Array operations in Matlab????? Is it possible to apply operations to the rows of a matrix as an array? Such as I have a matix A which is 30 rows by 1 column and I want to treat each row as a vector such that I can solve for the polynomial roots of each row using the roots comand (treating each row as its own equation and the matrix A a system of eqautions)? Also would it be possible to take the square roots of each row of a same size matrix. Meaning say I had the same size matrix and I want to take the square root of each row and have the output be a matrix of the same size just with the values of those square roots?
Hi, Iamfaster Welcome to PF! If you need to perform a function on each row of a matrix like function(A), where A is a 30x1 vector, I think you'll have to break it up and write a for loop Code (Text): for i=[1:length(A)] function(A(i)); end or if A is 30x2 (or more) Code (Text): for i=[1:length(A)] function(A(i,:)); end if you want to take the square root, you can find it using the .^ operator, which raises each element to a power as opposed to the ^ which performs matrix multiplication Code (Text): A.^(1/2)

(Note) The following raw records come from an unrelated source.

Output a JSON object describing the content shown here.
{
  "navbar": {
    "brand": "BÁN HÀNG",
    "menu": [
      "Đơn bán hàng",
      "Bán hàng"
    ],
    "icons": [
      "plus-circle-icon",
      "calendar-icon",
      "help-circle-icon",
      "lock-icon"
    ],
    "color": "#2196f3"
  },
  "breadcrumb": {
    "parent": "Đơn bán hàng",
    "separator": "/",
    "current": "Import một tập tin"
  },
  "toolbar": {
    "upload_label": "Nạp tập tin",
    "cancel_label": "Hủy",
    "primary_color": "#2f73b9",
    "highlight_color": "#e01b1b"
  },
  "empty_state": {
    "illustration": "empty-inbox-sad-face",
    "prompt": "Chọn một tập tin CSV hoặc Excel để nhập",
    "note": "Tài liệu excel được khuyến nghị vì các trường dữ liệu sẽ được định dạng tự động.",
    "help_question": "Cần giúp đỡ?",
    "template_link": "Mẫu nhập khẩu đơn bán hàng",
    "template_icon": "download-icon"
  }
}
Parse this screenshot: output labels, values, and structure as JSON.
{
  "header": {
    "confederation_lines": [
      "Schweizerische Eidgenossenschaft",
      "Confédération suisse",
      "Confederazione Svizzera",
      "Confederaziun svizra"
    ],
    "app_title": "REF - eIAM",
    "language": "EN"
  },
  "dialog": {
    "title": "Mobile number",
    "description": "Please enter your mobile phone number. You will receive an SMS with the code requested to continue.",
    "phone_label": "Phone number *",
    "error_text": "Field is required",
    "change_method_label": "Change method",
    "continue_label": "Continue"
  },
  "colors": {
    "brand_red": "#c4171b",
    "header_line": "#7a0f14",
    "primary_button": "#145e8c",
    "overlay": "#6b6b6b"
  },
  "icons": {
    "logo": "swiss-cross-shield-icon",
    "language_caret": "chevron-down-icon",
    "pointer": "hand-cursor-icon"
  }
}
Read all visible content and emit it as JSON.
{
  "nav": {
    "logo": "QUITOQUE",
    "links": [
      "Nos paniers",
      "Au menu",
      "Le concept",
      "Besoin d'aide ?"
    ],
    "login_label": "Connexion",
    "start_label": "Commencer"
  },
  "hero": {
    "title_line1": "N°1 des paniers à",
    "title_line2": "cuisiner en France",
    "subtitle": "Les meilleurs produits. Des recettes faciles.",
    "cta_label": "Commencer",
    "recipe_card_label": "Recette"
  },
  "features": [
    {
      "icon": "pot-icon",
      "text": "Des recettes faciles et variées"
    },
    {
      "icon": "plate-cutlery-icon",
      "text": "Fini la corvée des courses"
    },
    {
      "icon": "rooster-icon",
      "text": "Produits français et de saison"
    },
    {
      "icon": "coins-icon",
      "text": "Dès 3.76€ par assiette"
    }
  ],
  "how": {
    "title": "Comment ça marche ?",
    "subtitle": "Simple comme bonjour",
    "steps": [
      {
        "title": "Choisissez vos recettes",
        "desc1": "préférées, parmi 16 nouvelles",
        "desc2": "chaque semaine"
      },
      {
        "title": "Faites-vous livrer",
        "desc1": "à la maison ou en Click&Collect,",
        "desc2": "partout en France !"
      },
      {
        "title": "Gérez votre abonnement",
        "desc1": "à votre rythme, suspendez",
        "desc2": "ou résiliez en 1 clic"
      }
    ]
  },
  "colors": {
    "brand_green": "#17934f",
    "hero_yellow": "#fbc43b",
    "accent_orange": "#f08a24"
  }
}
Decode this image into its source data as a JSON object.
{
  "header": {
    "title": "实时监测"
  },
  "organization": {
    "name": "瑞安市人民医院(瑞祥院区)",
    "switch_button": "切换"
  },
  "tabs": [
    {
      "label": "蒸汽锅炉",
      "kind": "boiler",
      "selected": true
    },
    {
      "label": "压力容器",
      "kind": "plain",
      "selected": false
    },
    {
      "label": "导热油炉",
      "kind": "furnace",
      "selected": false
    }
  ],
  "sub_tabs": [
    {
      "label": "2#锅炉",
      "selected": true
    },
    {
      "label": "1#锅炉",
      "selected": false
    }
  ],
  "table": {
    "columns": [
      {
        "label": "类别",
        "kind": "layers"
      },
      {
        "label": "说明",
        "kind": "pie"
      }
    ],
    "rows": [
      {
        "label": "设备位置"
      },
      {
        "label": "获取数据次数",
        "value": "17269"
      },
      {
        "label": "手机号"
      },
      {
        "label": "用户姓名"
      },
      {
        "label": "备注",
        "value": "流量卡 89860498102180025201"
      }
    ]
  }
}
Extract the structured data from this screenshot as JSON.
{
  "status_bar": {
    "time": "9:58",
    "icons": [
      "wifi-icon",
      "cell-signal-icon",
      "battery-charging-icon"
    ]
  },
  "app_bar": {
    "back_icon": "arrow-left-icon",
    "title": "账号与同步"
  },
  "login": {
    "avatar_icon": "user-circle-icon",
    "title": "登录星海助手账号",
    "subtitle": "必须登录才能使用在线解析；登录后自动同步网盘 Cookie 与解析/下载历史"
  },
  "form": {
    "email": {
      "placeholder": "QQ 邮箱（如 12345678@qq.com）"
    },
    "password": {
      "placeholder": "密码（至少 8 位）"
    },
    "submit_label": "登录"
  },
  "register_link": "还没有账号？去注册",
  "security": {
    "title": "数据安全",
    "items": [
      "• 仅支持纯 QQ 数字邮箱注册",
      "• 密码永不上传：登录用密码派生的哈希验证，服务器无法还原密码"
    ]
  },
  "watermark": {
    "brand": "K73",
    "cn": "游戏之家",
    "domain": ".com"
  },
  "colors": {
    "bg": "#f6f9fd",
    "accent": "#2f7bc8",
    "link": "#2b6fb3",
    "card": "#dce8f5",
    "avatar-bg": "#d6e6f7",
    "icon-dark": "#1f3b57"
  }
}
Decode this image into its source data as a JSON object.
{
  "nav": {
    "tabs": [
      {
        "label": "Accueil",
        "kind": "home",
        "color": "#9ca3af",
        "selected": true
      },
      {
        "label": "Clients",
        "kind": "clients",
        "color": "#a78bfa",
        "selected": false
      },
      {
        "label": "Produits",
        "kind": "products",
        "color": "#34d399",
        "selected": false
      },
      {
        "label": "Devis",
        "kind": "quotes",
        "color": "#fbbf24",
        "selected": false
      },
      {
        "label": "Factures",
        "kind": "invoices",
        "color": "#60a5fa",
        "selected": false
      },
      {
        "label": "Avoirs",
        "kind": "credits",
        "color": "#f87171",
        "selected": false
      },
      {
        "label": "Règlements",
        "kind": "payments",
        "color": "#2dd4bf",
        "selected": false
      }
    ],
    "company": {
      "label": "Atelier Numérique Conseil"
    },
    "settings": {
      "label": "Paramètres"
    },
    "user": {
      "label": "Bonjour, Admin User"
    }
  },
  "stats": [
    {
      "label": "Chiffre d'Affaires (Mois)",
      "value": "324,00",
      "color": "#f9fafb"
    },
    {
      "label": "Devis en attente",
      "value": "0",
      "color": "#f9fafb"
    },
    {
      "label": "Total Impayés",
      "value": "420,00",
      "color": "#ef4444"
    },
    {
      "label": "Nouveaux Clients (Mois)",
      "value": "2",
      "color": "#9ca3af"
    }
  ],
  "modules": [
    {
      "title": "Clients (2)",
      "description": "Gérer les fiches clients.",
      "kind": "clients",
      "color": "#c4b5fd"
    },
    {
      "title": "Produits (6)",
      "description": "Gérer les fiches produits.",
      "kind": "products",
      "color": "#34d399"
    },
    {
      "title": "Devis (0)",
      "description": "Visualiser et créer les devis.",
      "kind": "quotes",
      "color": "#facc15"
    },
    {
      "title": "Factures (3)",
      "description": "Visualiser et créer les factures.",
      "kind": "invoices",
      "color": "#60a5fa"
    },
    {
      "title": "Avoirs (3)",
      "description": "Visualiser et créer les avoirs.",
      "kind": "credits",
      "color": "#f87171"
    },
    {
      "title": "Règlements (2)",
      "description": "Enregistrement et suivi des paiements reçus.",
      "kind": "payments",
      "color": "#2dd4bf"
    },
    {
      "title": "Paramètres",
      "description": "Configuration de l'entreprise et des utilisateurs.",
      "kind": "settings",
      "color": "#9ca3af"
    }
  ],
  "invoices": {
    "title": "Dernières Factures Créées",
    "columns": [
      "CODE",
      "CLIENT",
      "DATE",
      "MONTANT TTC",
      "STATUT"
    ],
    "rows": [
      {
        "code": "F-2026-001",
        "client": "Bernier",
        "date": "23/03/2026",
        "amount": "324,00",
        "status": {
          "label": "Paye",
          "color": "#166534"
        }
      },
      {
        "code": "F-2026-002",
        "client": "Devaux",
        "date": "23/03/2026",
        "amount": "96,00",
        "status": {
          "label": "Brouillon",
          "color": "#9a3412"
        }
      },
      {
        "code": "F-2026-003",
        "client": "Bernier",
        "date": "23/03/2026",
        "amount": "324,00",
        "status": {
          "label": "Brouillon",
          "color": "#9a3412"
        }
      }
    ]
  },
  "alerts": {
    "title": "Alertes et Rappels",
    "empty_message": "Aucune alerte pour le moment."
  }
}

Thanks, I am getting closer now but I still cant seem to enter the code in the right form. Say I have a matrix g1= 5 9 8 4 7 6 1 2 8 and I want a matrix g2= roots of each row as if each row was a vector consisting of the coeficients of a polynomial. I have tried using code such as for i=[1:length(g1)] g2(i)=roots(g1(i)); end but I keep getting errors. What am I doing wrong? What code would yield the results I desrire?
You're not indexing the entire row. g1(1) doesn't have any meaning for a m by n matrix when n>1. If you want to reference a single term, you need to put in the entire address lke so: g1(1,2) to reference the first row, second column. If you want to reference the entire row, you need to put in the : operator like so: g1(1,:) Just using : by itself is "shorthand" for explicitly defining the starting and ending conditions. If your matrix g is 4x4 Code (Text): g=[1,2,3,4 6,7,8,9 10,11,12,13 14,15,16,17] typing a=g(2,2:3) will give the result a=[7,8] b=g(:,1) will give the result b=[1;6;10;14] c=g(3,1:4) will give the result c=[10,11,12,13] and d=g(3,:) will give the same result as c. d=[10,11,12,13] Hope that helps,
yes it works because [1:5] evaluates to: 1, 2, 3, 4, 5 (you could say: for i = [1,4,18]) but you can tell the loop that you want "it" done for the numbers 1 through 5 instead of telling it that you want "it" done for the numbers 1, 2, 3, 4 and 5. (I guess you leave them in because of similarity with other programming languages that usually have brackets there, like in C/C++: for(i=1; i<5; i++) )